TASK TO COMPLETE: Scan the records for the string "screenshot" and copy every line that holds it.

Source data:

== Segment start ==

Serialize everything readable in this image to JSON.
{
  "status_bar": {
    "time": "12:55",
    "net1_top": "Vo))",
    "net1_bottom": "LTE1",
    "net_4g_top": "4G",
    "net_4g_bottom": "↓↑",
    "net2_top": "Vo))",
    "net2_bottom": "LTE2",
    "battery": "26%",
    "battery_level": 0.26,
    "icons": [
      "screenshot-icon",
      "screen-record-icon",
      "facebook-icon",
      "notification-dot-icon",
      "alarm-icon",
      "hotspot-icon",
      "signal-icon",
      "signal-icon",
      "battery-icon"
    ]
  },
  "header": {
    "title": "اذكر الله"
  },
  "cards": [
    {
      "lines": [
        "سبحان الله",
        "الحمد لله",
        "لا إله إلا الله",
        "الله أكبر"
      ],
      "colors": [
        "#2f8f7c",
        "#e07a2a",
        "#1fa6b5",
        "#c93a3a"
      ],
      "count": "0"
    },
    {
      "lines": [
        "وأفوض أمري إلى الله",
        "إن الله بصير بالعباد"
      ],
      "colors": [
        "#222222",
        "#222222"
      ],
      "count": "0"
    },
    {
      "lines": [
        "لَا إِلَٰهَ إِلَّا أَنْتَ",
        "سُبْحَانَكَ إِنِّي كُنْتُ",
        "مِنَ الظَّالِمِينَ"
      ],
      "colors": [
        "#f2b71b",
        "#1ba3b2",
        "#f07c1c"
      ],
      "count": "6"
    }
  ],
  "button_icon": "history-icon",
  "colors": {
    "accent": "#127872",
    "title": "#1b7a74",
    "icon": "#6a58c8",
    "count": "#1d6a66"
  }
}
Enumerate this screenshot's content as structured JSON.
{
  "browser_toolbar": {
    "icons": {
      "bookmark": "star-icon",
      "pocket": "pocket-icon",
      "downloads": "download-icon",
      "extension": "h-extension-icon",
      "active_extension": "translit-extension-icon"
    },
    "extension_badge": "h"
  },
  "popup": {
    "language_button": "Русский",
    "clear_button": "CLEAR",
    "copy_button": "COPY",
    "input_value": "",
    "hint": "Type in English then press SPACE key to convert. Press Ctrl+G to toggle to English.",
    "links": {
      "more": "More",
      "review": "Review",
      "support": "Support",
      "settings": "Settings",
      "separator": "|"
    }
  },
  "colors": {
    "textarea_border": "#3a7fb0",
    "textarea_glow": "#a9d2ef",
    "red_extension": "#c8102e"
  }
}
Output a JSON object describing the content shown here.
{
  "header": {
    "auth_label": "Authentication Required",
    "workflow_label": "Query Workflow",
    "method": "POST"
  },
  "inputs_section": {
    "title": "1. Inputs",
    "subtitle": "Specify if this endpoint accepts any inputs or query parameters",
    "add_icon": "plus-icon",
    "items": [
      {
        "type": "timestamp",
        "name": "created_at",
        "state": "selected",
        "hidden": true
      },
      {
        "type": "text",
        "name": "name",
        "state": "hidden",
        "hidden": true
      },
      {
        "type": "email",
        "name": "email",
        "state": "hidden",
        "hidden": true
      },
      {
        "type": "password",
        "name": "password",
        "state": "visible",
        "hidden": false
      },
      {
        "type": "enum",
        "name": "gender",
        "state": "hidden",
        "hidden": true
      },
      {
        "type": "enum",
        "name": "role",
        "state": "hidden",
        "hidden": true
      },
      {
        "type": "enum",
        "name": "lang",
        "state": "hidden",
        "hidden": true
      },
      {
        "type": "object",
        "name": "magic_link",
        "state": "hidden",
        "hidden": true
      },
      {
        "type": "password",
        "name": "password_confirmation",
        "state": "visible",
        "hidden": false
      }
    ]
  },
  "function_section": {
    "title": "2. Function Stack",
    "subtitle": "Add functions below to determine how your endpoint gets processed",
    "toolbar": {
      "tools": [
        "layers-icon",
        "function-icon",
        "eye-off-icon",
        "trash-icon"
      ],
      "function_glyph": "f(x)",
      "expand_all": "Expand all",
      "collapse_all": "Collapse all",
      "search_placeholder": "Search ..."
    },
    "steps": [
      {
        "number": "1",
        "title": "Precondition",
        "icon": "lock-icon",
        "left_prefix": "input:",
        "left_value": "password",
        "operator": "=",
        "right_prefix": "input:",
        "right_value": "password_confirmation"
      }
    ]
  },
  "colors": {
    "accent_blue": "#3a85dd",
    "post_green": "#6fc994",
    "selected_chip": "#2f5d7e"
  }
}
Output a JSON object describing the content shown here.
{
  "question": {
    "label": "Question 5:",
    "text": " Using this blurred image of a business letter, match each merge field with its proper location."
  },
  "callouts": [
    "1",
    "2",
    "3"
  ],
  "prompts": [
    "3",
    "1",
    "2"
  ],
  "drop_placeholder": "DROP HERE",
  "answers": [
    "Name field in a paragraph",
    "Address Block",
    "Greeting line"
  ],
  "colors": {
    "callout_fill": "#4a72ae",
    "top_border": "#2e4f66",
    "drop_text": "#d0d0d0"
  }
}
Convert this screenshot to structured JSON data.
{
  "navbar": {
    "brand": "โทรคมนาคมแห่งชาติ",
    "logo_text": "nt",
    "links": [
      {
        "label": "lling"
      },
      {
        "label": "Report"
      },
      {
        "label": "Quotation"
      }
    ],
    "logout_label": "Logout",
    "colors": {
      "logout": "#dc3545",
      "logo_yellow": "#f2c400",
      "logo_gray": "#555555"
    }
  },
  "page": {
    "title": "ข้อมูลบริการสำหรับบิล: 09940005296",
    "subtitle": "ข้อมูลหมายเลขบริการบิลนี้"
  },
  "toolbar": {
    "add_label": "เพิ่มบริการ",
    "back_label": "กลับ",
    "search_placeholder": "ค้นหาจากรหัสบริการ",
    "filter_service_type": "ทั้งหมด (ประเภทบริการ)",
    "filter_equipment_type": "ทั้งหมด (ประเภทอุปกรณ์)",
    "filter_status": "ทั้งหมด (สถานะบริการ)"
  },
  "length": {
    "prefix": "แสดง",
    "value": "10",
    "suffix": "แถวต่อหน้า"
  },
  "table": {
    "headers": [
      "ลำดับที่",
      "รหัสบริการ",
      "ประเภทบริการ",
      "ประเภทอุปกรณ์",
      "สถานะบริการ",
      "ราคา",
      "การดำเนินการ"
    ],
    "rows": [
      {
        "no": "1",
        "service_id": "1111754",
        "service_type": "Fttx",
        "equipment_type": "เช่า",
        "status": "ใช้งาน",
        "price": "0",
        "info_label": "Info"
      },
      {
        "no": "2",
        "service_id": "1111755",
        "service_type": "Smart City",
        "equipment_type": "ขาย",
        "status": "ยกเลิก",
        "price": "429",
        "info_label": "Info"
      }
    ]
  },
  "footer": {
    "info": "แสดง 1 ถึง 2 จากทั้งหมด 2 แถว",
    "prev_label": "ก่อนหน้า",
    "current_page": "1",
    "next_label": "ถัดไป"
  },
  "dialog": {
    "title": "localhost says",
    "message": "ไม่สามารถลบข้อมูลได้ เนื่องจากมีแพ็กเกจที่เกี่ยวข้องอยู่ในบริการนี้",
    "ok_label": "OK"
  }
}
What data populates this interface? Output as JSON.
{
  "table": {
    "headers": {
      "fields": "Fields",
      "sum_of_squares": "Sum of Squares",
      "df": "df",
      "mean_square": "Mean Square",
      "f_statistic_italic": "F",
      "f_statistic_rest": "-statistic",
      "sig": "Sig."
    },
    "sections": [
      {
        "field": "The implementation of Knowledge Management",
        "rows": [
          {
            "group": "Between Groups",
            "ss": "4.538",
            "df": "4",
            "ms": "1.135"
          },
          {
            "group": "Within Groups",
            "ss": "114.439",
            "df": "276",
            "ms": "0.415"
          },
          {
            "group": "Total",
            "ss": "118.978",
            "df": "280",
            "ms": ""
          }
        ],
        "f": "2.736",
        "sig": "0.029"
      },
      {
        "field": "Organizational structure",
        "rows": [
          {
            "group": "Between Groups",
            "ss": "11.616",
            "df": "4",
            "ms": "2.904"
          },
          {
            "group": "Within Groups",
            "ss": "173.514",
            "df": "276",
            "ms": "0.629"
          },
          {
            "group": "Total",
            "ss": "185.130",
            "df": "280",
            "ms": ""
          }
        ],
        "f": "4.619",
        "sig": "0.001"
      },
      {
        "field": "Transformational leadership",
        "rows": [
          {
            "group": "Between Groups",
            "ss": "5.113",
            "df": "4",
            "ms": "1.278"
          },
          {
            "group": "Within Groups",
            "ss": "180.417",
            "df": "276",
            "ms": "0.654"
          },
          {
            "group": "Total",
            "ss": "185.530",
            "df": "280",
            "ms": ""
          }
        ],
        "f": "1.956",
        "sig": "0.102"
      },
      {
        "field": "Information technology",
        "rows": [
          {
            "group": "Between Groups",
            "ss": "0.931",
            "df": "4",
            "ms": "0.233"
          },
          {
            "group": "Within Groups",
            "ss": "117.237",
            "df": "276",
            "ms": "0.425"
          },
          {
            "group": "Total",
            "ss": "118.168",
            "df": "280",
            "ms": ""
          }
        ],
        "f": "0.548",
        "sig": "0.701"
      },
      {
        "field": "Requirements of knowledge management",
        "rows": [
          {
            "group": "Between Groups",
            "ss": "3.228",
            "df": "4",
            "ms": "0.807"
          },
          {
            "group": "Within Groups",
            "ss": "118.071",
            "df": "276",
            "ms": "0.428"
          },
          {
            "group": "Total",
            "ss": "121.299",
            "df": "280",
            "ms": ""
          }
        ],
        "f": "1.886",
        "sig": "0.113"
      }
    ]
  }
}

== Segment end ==

SOLUTION TO THIS TASK:
      "screenshot-icon",
Enumerate this screenshot's content as structured JSON.
Convert this screenshot to structured JSON data.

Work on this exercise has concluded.